Adam Levy is an Entrepreneurs' Organization (EO) member in New York and co-founder of NetTects, a technology solutions company providing secure network solutions. A serial entrepreneur, he also runs and is founder and CEO of International Beverage Competitions, a series of wine, beer and spirit competitions held around the world. We asked Adam how a business failure helped him find his passion. Here's what he shared:

Tell us about your entrepreneurial journey.

The entrepreneurial "spirit" is in my blood--my mother, uncle and both grandfathers each had their own businesses--so I always knew I would start and run my own company. I flourished working for small startups in the tech industry, then focused on continuing my education with an Executive MBA. I was on the lookout for the right opportunity and started a company called Brooklyn Gear, which failed, but led me to reassess my interests. That's why I started my passion projects in the wine, beer and spirits world and co-founded an internet security company.

What was your biggest failure?

It was starting and keeping Brooklyn Gear, right after 9/11. I lost a good friend from business school when the twin towers came down and was strongly affected by it, as I was living across the river from ground zero. I was running US operations for a struggling tech startup but felt it was time to make a change.

My best friend--who was like a brother to me--was in the music equipment industry. I traveled with him to trade shows and met the industry players. He and his business partner were splitting; I saw an opportunity to start a new company.

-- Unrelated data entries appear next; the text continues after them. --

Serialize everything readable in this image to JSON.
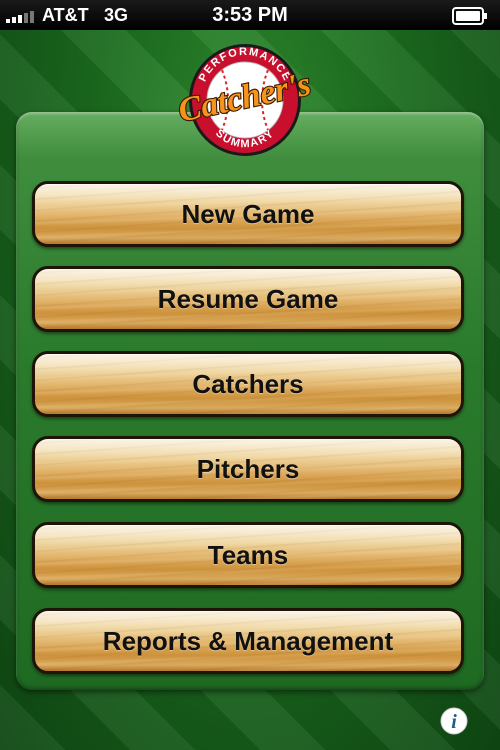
{
  "status_bar": {
    "carrier": "AT&T",
    "network": "3G",
    "time": "3:53 PM",
    "signal_icon": "signal-bars-icon",
    "battery_icon": "battery-icon"
  },
  "logo": {
    "top_text": "PERFORMANCE",
    "main_text": "Catcher's",
    "bottom_text": "SUMMARY",
    "colors": {
      "ring": "#c8102e",
      "script": "#f7941d",
      "ball": "#ffffff"
    }
  },
  "menu": {
    "new_game": "New Game",
    "resume_game": "Resume Game",
    "catchers": "Catchers",
    "pitchers": "Pitchers",
    "teams": "Teams",
    "reports": "Reports & Management"
  },
  "info_button": {
    "icon": "info-icon",
    "glyph": "i"
  },
  "colors": {
    "field_green": "#1b6b1f",
    "panel_green": "#2a7a2c",
    "wood": "#e2b56c",
    "button_border": "#1e1408"
  }
}
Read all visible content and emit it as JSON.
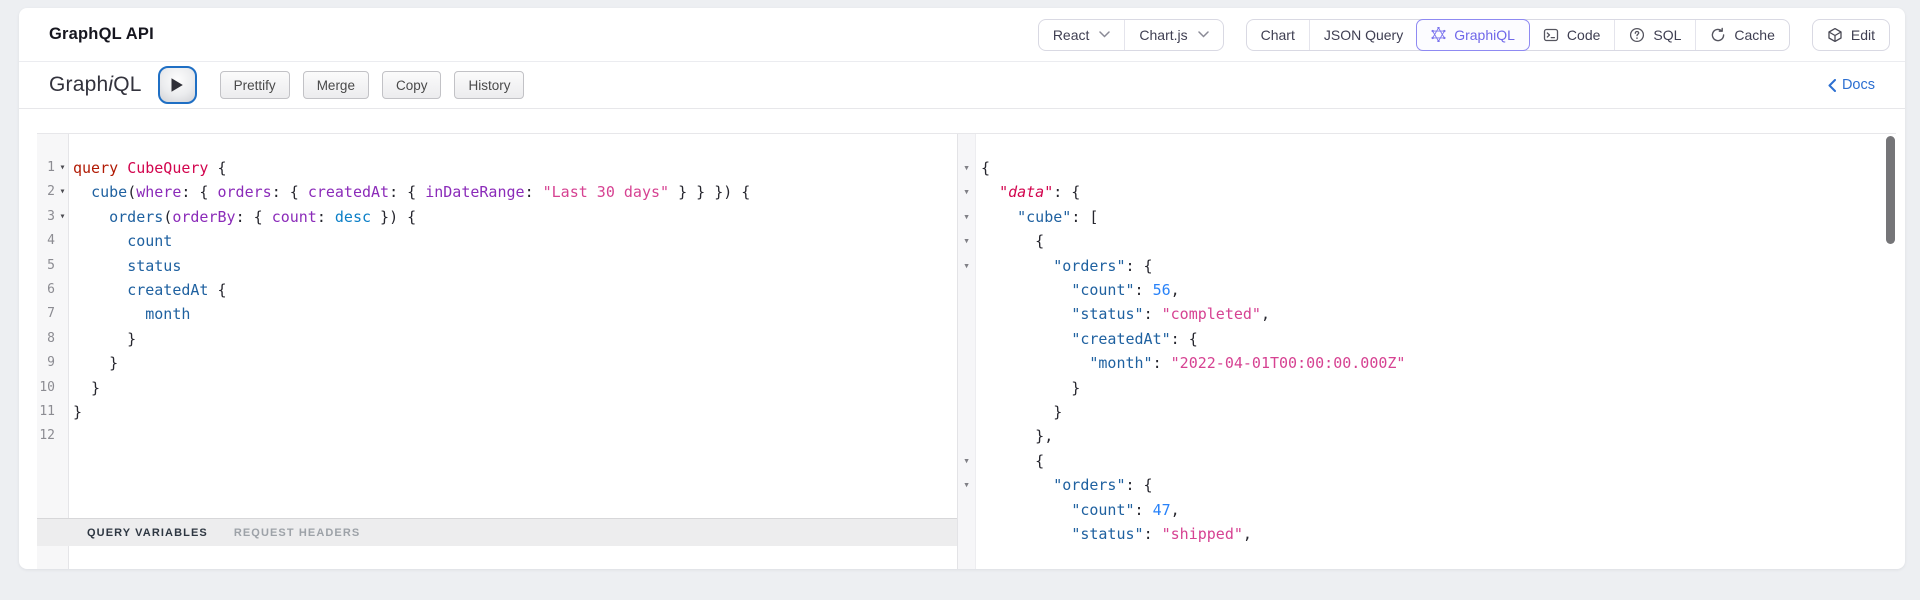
{
  "colors": {
    "kw": "#b11a04",
    "def": "#d2054e",
    "prop": "#1f61a0",
    "attr": "#8b2bb9",
    "str": "#d64292",
    "enum": "#0b7fc7",
    "num": "#2882f9",
    "punc": "#26262e",
    "selected": "#6f67e9",
    "accent_blue": "#2c6fd1"
  },
  "header": {
    "title": "GraphQL API",
    "framework_select": {
      "label": "React"
    },
    "chart_library_select": {
      "label": "Chart.js"
    },
    "tabs": [
      {
        "label": "Chart"
      },
      {
        "label": "JSON Query"
      },
      {
        "label": "GraphiQL",
        "selected": true,
        "icon": "graphql-icon"
      },
      {
        "label": "Code",
        "icon": "console-icon"
      },
      {
        "label": "SQL",
        "icon": "question-circle-icon"
      },
      {
        "label": "Cache",
        "icon": "refresh-icon"
      }
    ],
    "edit_button": {
      "label": "Edit",
      "icon": "cube-icon"
    }
  },
  "toolbar": {
    "logo": {
      "part1": "Graph",
      "part2": "i",
      "part3": "QL"
    },
    "buttons": [
      "Prettify",
      "Merge",
      "Copy",
      "History"
    ],
    "docs_label": "Docs"
  },
  "query_editor": {
    "footer_tabs": [
      {
        "label": "QUERY VARIABLES",
        "active": true
      },
      {
        "label": "REQUEST HEADERS",
        "active": false
      }
    ],
    "lines": [
      {
        "fold": true,
        "tokens": [
          [
            "query",
            "kw"
          ],
          [
            " ",
            ""
          ],
          [
            "CubeQuery",
            "def"
          ],
          [
            " {",
            ""
          ]
        ]
      },
      {
        "fold": true,
        "tokens": [
          [
            "  ",
            ""
          ],
          [
            "cube",
            "prop"
          ],
          [
            "(",
            ""
          ],
          [
            "where",
            "attr"
          ],
          [
            ": { ",
            ""
          ],
          [
            "orders",
            "attr"
          ],
          [
            ": { ",
            ""
          ],
          [
            "createdAt",
            "attr"
          ],
          [
            ": { ",
            ""
          ],
          [
            "inDateRange",
            "attr"
          ],
          [
            ": ",
            ""
          ],
          [
            "\"Last 30 days\"",
            "str"
          ],
          [
            " } } }) {",
            ""
          ]
        ]
      },
      {
        "fold": true,
        "tokens": [
          [
            "    ",
            ""
          ],
          [
            "orders",
            "prop"
          ],
          [
            "(",
            ""
          ],
          [
            "orderBy",
            "attr"
          ],
          [
            ": { ",
            ""
          ],
          [
            "count",
            "attr"
          ],
          [
            ": ",
            ""
          ],
          [
            "desc",
            "enum"
          ],
          [
            " }) {",
            ""
          ]
        ]
      },
      {
        "fold": false,
        "tokens": [
          [
            "      ",
            ""
          ],
          [
            "count",
            "prop"
          ]
        ]
      },
      {
        "fold": false,
        "tokens": [
          [
            "      ",
            ""
          ],
          [
            "status",
            "prop"
          ]
        ]
      },
      {
        "fold": false,
        "tokens": [
          [
            "      ",
            ""
          ],
          [
            "createdAt",
            "prop"
          ],
          [
            " {",
            ""
          ]
        ]
      },
      {
        "fold": false,
        "tokens": [
          [
            "        ",
            ""
          ],
          [
            "month",
            "prop"
          ]
        ]
      },
      {
        "fold": false,
        "tokens": [
          [
            "      }",
            ""
          ]
        ]
      },
      {
        "fold": false,
        "tokens": [
          [
            "    }",
            ""
          ]
        ]
      },
      {
        "fold": false,
        "tokens": [
          [
            "  }",
            ""
          ]
        ]
      },
      {
        "fold": false,
        "tokens": [
          [
            "}",
            ""
          ]
        ]
      },
      {
        "fold": false,
        "tokens": [
          [
            "",
            ""
          ]
        ]
      }
    ]
  },
  "result_viewer": {
    "lines": [
      {
        "fold": true,
        "tokens": [
          [
            "{",
            ""
          ]
        ]
      },
      {
        "fold": true,
        "tokens": [
          [
            "  ",
            ""
          ],
          [
            "\"data\"",
            "root"
          ],
          [
            ": {",
            ""
          ]
        ]
      },
      {
        "fold": true,
        "tokens": [
          [
            "    ",
            ""
          ],
          [
            "\"cube\"",
            "key"
          ],
          [
            ": [",
            ""
          ]
        ]
      },
      {
        "fold": true,
        "tokens": [
          [
            "      {",
            ""
          ]
        ]
      },
      {
        "fold": true,
        "tokens": [
          [
            "        ",
            ""
          ],
          [
            "\"orders\"",
            "key"
          ],
          [
            ": {",
            ""
          ]
        ]
      },
      {
        "fold": false,
        "tokens": [
          [
            "          ",
            ""
          ],
          [
            "\"count\"",
            "key"
          ],
          [
            ": ",
            ""
          ],
          [
            "56",
            "num"
          ],
          [
            ",",
            ""
          ]
        ]
      },
      {
        "fold": false,
        "tokens": [
          [
            "          ",
            ""
          ],
          [
            "\"status\"",
            "key"
          ],
          [
            ": ",
            ""
          ],
          [
            "\"completed\"",
            "str"
          ],
          [
            ",",
            ""
          ]
        ]
      },
      {
        "fold": false,
        "tokens": [
          [
            "          ",
            ""
          ],
          [
            "\"createdAt\"",
            "key"
          ],
          [
            ": {",
            ""
          ]
        ]
      },
      {
        "fold": false,
        "tokens": [
          [
            "            ",
            ""
          ],
          [
            "\"month\"",
            "key"
          ],
          [
            ": ",
            ""
          ],
          [
            "\"2022-04-01T00:00:00.000Z\"",
            "str"
          ]
        ]
      },
      {
        "fold": false,
        "tokens": [
          [
            "          }",
            ""
          ]
        ]
      },
      {
        "fold": false,
        "tokens": [
          [
            "        }",
            ""
          ]
        ]
      },
      {
        "fold": false,
        "tokens": [
          [
            "      },",
            ""
          ]
        ]
      },
      {
        "fold": true,
        "tokens": [
          [
            "      {",
            ""
          ]
        ]
      },
      {
        "fold": true,
        "tokens": [
          [
            "        ",
            ""
          ],
          [
            "\"orders\"",
            "key"
          ],
          [
            ": {",
            ""
          ]
        ]
      },
      {
        "fold": false,
        "tokens": [
          [
            "          ",
            ""
          ],
          [
            "\"count\"",
            "key"
          ],
          [
            ": ",
            ""
          ],
          [
            "47",
            "num"
          ],
          [
            ",",
            ""
          ]
        ]
      },
      {
        "fold": false,
        "tokens": [
          [
            "          ",
            ""
          ],
          [
            "\"status\"",
            "key"
          ],
          [
            ": ",
            ""
          ],
          [
            "\"shipped\"",
            "str"
          ],
          [
            ",",
            ""
          ]
        ]
      }
    ]
  }
}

In January 2002, we started Brooklyn Gear. We manufactured music equipment in Korea, China and India, handled artist relations for the bass players of Bon Jovi, Destiny's Child and Prince, and distributed product in the US and internationally. All this, and I didn't even play a musical instrument or have a genuine passion for the industry--I just wanted to own a business and make money. I bought my partner out, losing our friendship forever. I spent without paying attention to how much I was losing. I was quite enamored with myself for running my own company.

Looking back, I was a walking Harvard Business School case study for why you should never get into a business you know nothing about and have no passion for. In the end, I lost all of my money and nearly lost my marriage.

But I gained a valuable insight: I wanted to build something that I could be passionate about for the next several decades.

What inspired you to become involved in the spirits industry?

At first, I was a craft beer freak, but as my palate changed, I was drawn to the whiskey world and found a terrific group of fellow whiskey fans. I started attending consumer events and met trade people including master distillers who welcomed my interest, as the whiskey boom had not yet begun.

I found a passion for the industry and soon began writing for magazines and websites. Eventually, I hatched the idea for the Alcohol Professor, a website where we answer questions about cocktails, wine and beer, and feature other timely topics from the world of spirits. We view it as a "prosumer" site because a lot of domestic and international trade people read it, in addition to consumers. I wanted to make the site upscale but approachable--a place where people could find unique, high-end ideas without having to tackle complex recipes that contain hard-to-find ingredients or require you to marinade cherries for 10 hours.

How did you differentiate your international beverage competitions from other well-established events?

Years ago, I was disheartened to learn that more than 83 percent of entrants won medals at many international competitions--including most of the well-known west coast events and the International Wine & Spirits Competition in London. To me, that felt like the equivalent of giving out grade-school soccer participation ribbons.

As a consumer and journalist, I wanted to curate a more ethical, equitable competition rather than one where high entry fees appeared to increase your chances of winning a medal--and I decided to do so in my hometown, New York.

I started a merit-based spirit competition--the only international event judged by trade buyers from top restaurants, retail stores, distributors and importers. 

What separates us from other competitions is that all of our judges are actual trade buyers judging the liquid by its category and retail price--as if they are buying it for their own business.

The industry responded very positively to this concept. It wasn't long before we expanded from spirits to wine and beer, and then from New York to Melbourne, Berlin and Hong Kong.

I'm honored that our competitions are well-respected by trade professionals, along with consumers and journalists. The trade respects our method and medals because our judges can directly impact a brand's sales. 

On average, fewer than 50 percent of entries win a medal in our competitions. This empowers buyers in smaller, secondary markets to buy based upon our medals--because they can be confident that their peers judged it as if they were buying it.

What's the most surprising thing you've learned about the industry?

It's full of people who are passionate about their brand and the products they make and sell. That's great to see. I've learned that it's a very welcoming industry for those who enter with good intentions and want to support it. Finally, maybe the most surprising thing: Some people have asked to buy a gold or double-gold medal from us--because they know our competition medals have meaning and it will positively impact their marketing and sales. I was shocked when that first happened. My reply: "Sorry (not sorry); our medals can only be earned!"